Peculiar characteristics of portal-hepatic hemodynamics of alcoholic cirrhosis.
World J Gastroenterol. 2014 Jul 7;20(25):8005-8010
Authors: Bolognesi M, Verardo A, Di Pascoli M

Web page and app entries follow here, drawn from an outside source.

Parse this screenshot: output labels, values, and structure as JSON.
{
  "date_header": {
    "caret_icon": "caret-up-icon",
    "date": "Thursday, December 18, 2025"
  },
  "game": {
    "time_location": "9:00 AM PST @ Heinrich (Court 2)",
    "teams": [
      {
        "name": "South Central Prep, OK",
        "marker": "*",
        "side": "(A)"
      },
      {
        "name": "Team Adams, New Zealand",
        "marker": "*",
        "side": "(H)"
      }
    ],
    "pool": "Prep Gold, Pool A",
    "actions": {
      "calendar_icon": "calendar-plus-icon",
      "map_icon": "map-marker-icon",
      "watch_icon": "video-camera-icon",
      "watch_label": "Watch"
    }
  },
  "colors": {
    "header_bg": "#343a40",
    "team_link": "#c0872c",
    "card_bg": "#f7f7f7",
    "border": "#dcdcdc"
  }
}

Alcohol-related cirrhosis is a consequence of heavy and prolonged drinking. Similarly to patients with cirrhosis of other etiologies, patients with alcoholic cirrhosis develop portal hypertension and the hepatic, splanchnic and systemic hemodynamic alterations that follow. However, in alcoholic cirrhosis, some specific features can be observed. Compared to viral cirrhosis, in alcohol-related cirrhosis sinusoidal pressure is generally higher, hepatic venous pressure gradient reflects portal pressure better, the portal flow perfusing the liver is reduced despite an increase in liver weight, the prevalence of reversal portal blood flow is higher, a patent paraumbilical vein is a more common finding and signs of hyperdynamic circulations, such as an increased cardiac output and decreased systemic vascular resistance, are more pronounced. Moreover, alcohol consumption can acutely increase portal pressure and portal-collateral blood flow. Alcoholic cardiomyopathy, another pathological consequence of prolonged alcohol misuse, may contribute to the hemodynamic changes occurring in alcohol-related cirrhosis. The aim of this review was to assess the portal-hepatic changes that occur in alcohol-related cirrhosis, focusing on the differences observed in comparison with patients with viral cirrhosis. The knowledge of the specific characteristics of this pathological condition can be helpful in the management of portal hypertension and its complications in patients with alcohol-related cirrhosis.
PMID: 25009370 [PubMed - as supplied by publisher]